Central Michigan graduates ethical leaders. This is what I was told when I toured Central, when I competed for the Leader Advancement Scholarship, and repeatedly since I got here. I was always a bit skeptical, however. It’s easy to say that Central graduates ethical leaders but what will Central provide me that will make me a more ethical leader than graduates from other universities?

My answer came in the form of PHL118L, Intro to Philosophy, with Gary Fuller. So often we view ethics as cut and dried decisions. Often, when I use to think about ethics, I viewed it as a simple decision: do the easy thing or the right thing. Do the thing that will make you more money, or the right thing. However, it did not take long in Professor Fuller’s course for me to realize that when it comes to a majority of decisions, especially those decisions that leaders face, it is not this cut and dried.

Throughout the semester we examined many topics including abortion, war, torture, euthanasia, and more.
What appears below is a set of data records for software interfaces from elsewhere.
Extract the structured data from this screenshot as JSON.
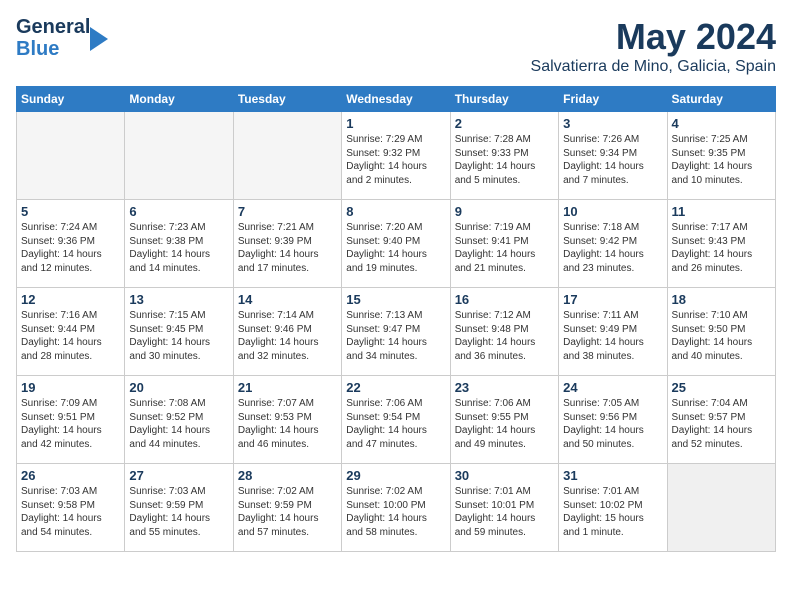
{
  "header": {
    "logo_general": "General",
    "logo_blue": "Blue",
    "month": "May 2024",
    "location": "Salvatierra de Mino, Galicia, Spain"
  },
  "days_of_week": [
    "Sunday",
    "Monday",
    "Tuesday",
    "Wednesday",
    "Thursday",
    "Friday",
    "Saturday"
  ],
  "weeks": [
    {
      "days": [
        {
          "num": "",
          "empty": true
        },
        {
          "num": "",
          "empty": true
        },
        {
          "num": "",
          "empty": true
        },
        {
          "num": "1",
          "sunrise": "7:29 AM",
          "sunset": "9:32 PM",
          "daylight": "14 hours and 2 minutes."
        },
        {
          "num": "2",
          "sunrise": "7:28 AM",
          "sunset": "9:33 PM",
          "daylight": "14 hours and 5 minutes."
        },
        {
          "num": "3",
          "sunrise": "7:26 AM",
          "sunset": "9:34 PM",
          "daylight": "14 hours and 7 minutes."
        },
        {
          "num": "4",
          "sunrise": "7:25 AM",
          "sunset": "9:35 PM",
          "daylight": "14 hours and 10 minutes."
        }
      ]
    },
    {
      "days": [
        {
          "num": "5",
          "sunrise": "7:24 AM",
          "sunset": "9:36 PM",
          "daylight": "14 hours and 12 minutes."
        },
        {
          "num": "6",
          "sunrise": "7:23 AM",
          "sunset": "9:38 PM",
          "daylight": "14 hours and 14 minutes."
        },
        {
          "num": "7",
          "sunrise": "7:21 AM",
          "sunset": "9:39 PM",
          "daylight": "14 hours and 17 minutes."
        },
        {
          "num": "8",
          "sunrise": "7:20 AM",
          "sunset": "9:40 PM",
          "daylight": "14 hours and 19 minutes."
        },
        {
          "num": "9",
          "sunrise": "7:19 AM",
          "sunset": "9:41 PM",
          "daylight": "14 hours and 21 minutes."
        },
        {
          "num": "10",
          "sunrise": "7:18 AM",
          "sunset": "9:42 PM",
          "daylight": "14 hours and 23 minutes."
        },
        {
          "num": "11",
          "sunrise": "7:17 AM",
          "sunset": "9:43 PM",
          "daylight": "14 hours and 26 minutes."
        }
      ]
    },
    {
      "days": [
        {
          "num": "12",
          "sunrise": "7:16 AM",
          "sunset": "9:44 PM",
          "daylight": "14 hours and 28 minutes."
        },
        {
          "num": "13",
          "sunrise": "7:15 AM",
          "sunset": "9:45 PM",
          "daylight": "14 hours and 30 minutes."
        },
        {
          "num": "14",
          "sunrise": "7:14 AM",
          "sunset": "9:46 PM",
          "daylight": "14 hours and 32 minutes."
        },
        {
          "num": "15",
          "sunrise": "7:13 AM",
          "sunset": "9:47 PM",
          "daylight": "14 hours and 34 minutes."
        },
        {
          "num": "16",
          "sunrise": "7:12 AM",
          "sunset": "9:48 PM",
          "daylight": "14 hours and 36 minutes."
        },
        {
          "num": "17",
          "sunrise": "7:11 AM",
          "sunset": "9:49 PM",
          "daylight": "14 hours and 38 minutes."
        },
        {
          "num": "18",
          "sunrise": "7:10 AM",
          "sunset": "9:50 PM",
          "daylight": "14 hours and 40 minutes."
        }
      ]
    },
    {
      "days": [
        {
          "num": "19",
          "sunrise": "7:09 AM",
          "sunset": "9:51 PM",
          "daylight": "14 hours and 42 minutes."
        },
        {
          "num": "20",
          "sunrise": "7:08 AM",
          "sunset": "9:52 PM",
          "daylight": "14 hours and 44 minutes."
        },
        {
          "num": "21",
          "sunrise": "7:07 AM",
          "sunset": "9:53 PM",
          "daylight": "14 hours and 46 minutes."
        },
        {
          "num": "22",
          "sunrise": "7:06 AM",
          "sunset": "9:54 PM",
          "daylight": "14 hours and 47 minutes."
        },
        {
          "num": "23",
          "sunrise": "7:06 AM",
          "sunset": "9:55 PM",
          "daylight": "14 hours and 49 minutes."
        },
        {
          "num": "24",
          "sunrise": "7:05 AM",
          "sunset": "9:56 PM",
          "daylight": "14 hours and 50 minutes."
        },
        {
          "num": "25",
          "sunrise": "7:04 AM",
          "sunset": "9:57 PM",
          "daylight": "14 hours and 52 minutes."
        }
      ]
    },
    {
      "days": [
        {
          "num": "26",
          "sunrise": "7:03 AM",
          "sunset": "9:58 PM",
          "daylight": "14 hours and 54 minutes."
        },
        {
          "num": "27",
          "sunrise": "7:03 AM",
          "sunset": "9:59 PM",
          "daylight": "14 hours and 55 minutes."
        },
        {
          "num": "28",
          "sunrise": "7:02 AM",
          "sunset": "9:59 PM",
          "daylight": "14 hours and 57 minutes."
        },
        {
          "num": "29",
          "sunrise": "7:02 AM",
          "sunset": "10:00 PM",
          "daylight": "14 hours and 58 minutes."
        },
        {
          "num": "30",
          "sunrise": "7:01 AM",
          "sunset": "10:01 PM",
          "daylight": "14 hours and 59 minutes."
        },
        {
          "num": "31",
          "sunrise": "7:01 AM",
          "sunset": "10:02 PM",
          "daylight": "15 hours and 1 minute."
        },
        {
          "num": "",
          "empty": true,
          "shaded": true
        }
      ]
    }
  ],
  "labels": {
    "sunrise_prefix": "Sunrise: ",
    "sunset_prefix": "Sunset: ",
    "daylight_prefix": "Daylight: "
  }
}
A majority of the class was examining the pros and cons of these topics and making a decision. One of the biggest things I took away from this course is that often there is not ‘right’ choice. Nonetheless, being in a leadership position we are going to have to make a choice. It is our responsibility to look at it from all sides, weigh the options, and justify our decision. This course was one that I enjoyed going to and truly helped me develop as an ethical leader.

LDR200L
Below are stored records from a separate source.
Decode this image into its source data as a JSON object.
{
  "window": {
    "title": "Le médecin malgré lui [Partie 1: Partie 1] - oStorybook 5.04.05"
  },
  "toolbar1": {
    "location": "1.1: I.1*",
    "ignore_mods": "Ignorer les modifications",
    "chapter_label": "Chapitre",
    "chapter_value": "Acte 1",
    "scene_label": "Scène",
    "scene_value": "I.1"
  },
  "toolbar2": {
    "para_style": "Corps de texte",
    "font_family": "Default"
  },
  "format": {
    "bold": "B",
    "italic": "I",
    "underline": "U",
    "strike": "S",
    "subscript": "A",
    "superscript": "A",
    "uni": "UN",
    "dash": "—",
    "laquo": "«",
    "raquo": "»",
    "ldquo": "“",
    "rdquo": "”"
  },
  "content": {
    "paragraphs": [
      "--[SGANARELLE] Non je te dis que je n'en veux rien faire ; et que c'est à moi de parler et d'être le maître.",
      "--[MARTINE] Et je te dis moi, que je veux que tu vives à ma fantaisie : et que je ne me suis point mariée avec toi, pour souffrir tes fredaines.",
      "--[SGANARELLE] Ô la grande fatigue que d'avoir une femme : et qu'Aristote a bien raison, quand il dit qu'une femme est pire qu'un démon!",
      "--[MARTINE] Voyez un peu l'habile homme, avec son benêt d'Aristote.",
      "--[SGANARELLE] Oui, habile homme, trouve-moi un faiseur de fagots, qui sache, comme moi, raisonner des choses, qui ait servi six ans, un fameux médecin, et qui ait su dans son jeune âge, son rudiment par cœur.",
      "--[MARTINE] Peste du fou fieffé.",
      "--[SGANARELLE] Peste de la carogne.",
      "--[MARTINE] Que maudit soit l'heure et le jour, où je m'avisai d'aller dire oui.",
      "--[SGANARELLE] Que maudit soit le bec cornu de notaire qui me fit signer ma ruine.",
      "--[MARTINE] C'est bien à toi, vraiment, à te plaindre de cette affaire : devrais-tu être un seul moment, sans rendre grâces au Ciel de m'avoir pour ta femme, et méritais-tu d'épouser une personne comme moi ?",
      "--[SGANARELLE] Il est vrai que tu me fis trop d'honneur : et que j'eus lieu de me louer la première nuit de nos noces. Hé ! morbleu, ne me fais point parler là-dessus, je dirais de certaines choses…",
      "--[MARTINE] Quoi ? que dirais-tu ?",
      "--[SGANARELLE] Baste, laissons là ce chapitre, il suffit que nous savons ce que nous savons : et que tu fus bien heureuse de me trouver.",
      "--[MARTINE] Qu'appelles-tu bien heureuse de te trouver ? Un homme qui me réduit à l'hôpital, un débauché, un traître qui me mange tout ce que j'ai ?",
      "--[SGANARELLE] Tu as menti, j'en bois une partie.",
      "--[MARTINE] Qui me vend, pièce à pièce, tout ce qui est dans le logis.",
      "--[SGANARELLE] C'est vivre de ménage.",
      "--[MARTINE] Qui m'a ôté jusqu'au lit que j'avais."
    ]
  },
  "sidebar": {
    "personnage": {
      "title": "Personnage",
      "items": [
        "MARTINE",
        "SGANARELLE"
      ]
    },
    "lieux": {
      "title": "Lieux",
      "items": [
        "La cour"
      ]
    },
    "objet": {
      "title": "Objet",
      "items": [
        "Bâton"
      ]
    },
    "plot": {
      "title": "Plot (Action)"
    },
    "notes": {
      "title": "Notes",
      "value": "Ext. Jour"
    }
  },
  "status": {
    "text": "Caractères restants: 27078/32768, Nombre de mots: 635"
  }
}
During my second semester at Central, to fulfill my LAS protocol and work towards my leadership minor, I had the privilege of taking LDR200L: Intro to Leadership. This class provided a more serious and in depth look at leadership than LDR100. LDR200L was different than any class I have ever taken because it was so focused on leadership. Throughout this course we have taken a look at several important leadership characteristics, leadership styles, and have learned some valuable skills.

During LDR200L we were responsible for presenting on two different occasions: our leadership initiative and our workshop. The initiatives were much more casual than the workshops but provided quality, hands on learning experiences. The initiatives were particularly enjoyable for me because the short duration allowed the presenters to focus on only the most important information and it was easier for me to maintain my focus throughout the entire presentation.
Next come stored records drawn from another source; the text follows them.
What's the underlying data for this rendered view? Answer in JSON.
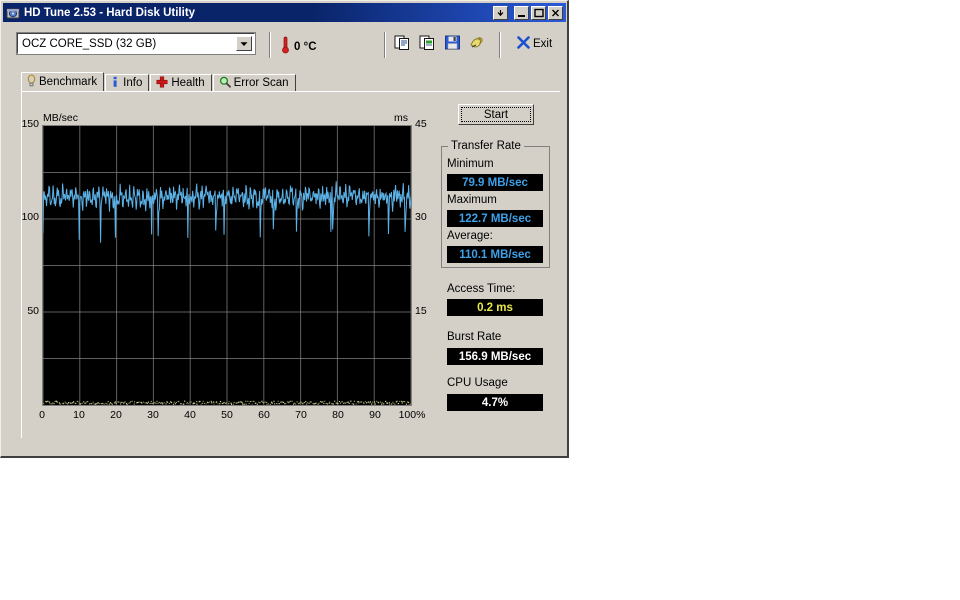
{
  "window": {
    "title": "HD Tune 2.53 - Hard Disk Utility",
    "icon": "hard-disk-icon",
    "buttons": {
      "extra": "▼",
      "minimize": "_",
      "maximize": "□",
      "close": "✕"
    }
  },
  "toolbar": {
    "drive_selected": "OCZ CORE_SSD (32 GB)",
    "drive_options": [
      "OCZ CORE_SSD (32 GB)"
    ],
    "dropdown_arrow": "▼",
    "temperature": "0 °C",
    "temperature_icon": "thermometer-icon",
    "icons": [
      {
        "name": "copy-icon",
        "label": "Copy"
      },
      {
        "name": "copy-color-icon",
        "label": "Copy color"
      },
      {
        "name": "save-icon",
        "label": "Save"
      },
      {
        "name": "print-icon",
        "label": "Print"
      }
    ],
    "exit_label": "Exit",
    "exit_icon": "close-x-icon"
  },
  "tabs": [
    {
      "label": "Benchmark",
      "icon": "lightbulb-icon",
      "active": true
    },
    {
      "label": "Info",
      "icon": "info-icon",
      "active": false
    },
    {
      "label": "Health",
      "icon": "red-cross-icon",
      "active": false
    },
    {
      "label": "Error Scan",
      "icon": "magnifier-icon",
      "active": false
    }
  ],
  "benchmark": {
    "start_label": "Start",
    "transfer_rate_group": "Transfer Rate",
    "minimum_label": "Minimum",
    "minimum_value": "79.9 MB/sec",
    "maximum_label": "Maximum",
    "maximum_value": "122.7 MB/sec",
    "average_label": "Average:",
    "average_value": "110.1 MB/sec",
    "access_time_label": "Access Time:",
    "access_time_value": "0.2 ms",
    "burst_rate_label": "Burst Rate",
    "burst_rate_value": "156.9 MB/sec",
    "cpu_usage_label": "CPU Usage",
    "cpu_usage_value": "4.7%"
  },
  "colors": {
    "transfer_line": "#5cb3e8",
    "access_dots": "#e8e8a0",
    "grid": "#808080",
    "plot_bg": "#000000",
    "titlebar": "#0a246a",
    "face": "#d4d0c8",
    "value_blue": "#3ea0e8",
    "value_yellow": "#e8e84a"
  },
  "chart_data": {
    "type": "line",
    "title": "",
    "xlabel": "",
    "ylabel": "MB/sec",
    "y2label": "ms",
    "xlim": [
      0,
      100
    ],
    "ylim": [
      0,
      150
    ],
    "y2lim": [
      0,
      45
    ],
    "grid": true,
    "xticks": [
      "0",
      "10",
      "20",
      "30",
      "40",
      "50",
      "60",
      "70",
      "80",
      "90",
      "100%"
    ],
    "xtick_values": [
      0,
      10,
      20,
      30,
      40,
      50,
      60,
      70,
      80,
      90,
      100
    ],
    "yticks": [
      "150",
      "100",
      "50"
    ],
    "ytick_values": [
      150,
      100,
      50
    ],
    "y2ticks": [
      "45",
      "30",
      "15"
    ],
    "y2tick_values": [
      45,
      30,
      15
    ],
    "legend": [],
    "series": [
      {
        "name": "Transfer rate",
        "axis": "left",
        "unit": "MB/sec",
        "color": "#5cb3e8",
        "minimum": 79.9,
        "maximum": 122.7,
        "average": 110.1,
        "description": "Dense high-frequency oscillation between roughly 100 and 123 MB/sec across the whole span, with periodic deep dips reaching about 80 MB/sec."
      },
      {
        "name": "Access time",
        "axis": "right",
        "unit": "ms",
        "color": "#e8e8a0",
        "average": 0.2,
        "description": "Flat band of sample dots along the bottom of the plot at approximately 0.2 ms."
      }
    ]
  }
}
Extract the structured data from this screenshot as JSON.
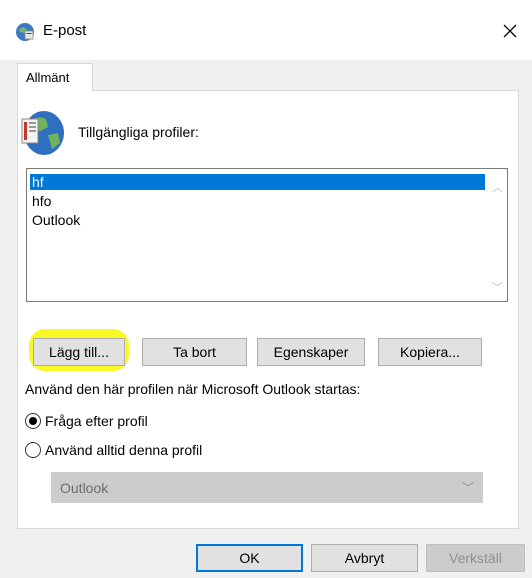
{
  "window": {
    "title": "E-post",
    "close_icon": "close-icon"
  },
  "tabs": [
    {
      "label": "Allmänt"
    }
  ],
  "profiles": {
    "label": "Tillgängliga profiler:",
    "items": [
      {
        "label": "hf",
        "selected": true
      },
      {
        "label": "hfo",
        "selected": false
      },
      {
        "label": "Outlook",
        "selected": false
      }
    ]
  },
  "profile_buttons": {
    "add": "Lägg till...",
    "remove": "Ta bort",
    "properties": "Egenskaper",
    "copy": "Kopiera..."
  },
  "startup": {
    "label": "Använd den här profilen när Microsoft Outlook startas:",
    "option_prompt": "Fråga efter profil",
    "option_always": "Använd alltid denna profil",
    "selected_option": "prompt",
    "profile_select_value": "Outlook"
  },
  "footer": {
    "ok": "OK",
    "cancel": "Avbryt",
    "apply": "Verkställ"
  },
  "colors": {
    "selection": "#0078d7",
    "highlight": "#f6f700"
  }
}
Furthermore, the workshops provided a more in depth look at some leadership styles. It is no secret that there are limitless leadership styles but knowing what the different styles are and how to use them properly is a challenge. Taking LDR200L gave my cohort and me an opportunity to take a deeper look into some of the more prevalent leadership styles. These workshops gave me a wide variety of different leadership styles and how to apply them to my everyday life.

LDR200L has been a bit of an eyeopening experience. As leaders we naturally get comfortable with our leadership style and the way we do things. We may refuse to embrace other leadership styles, be unaware of them, or just not understand them. However, being able to take part in this course was an eye-opening experience to how to become a better leader and maximize my impact.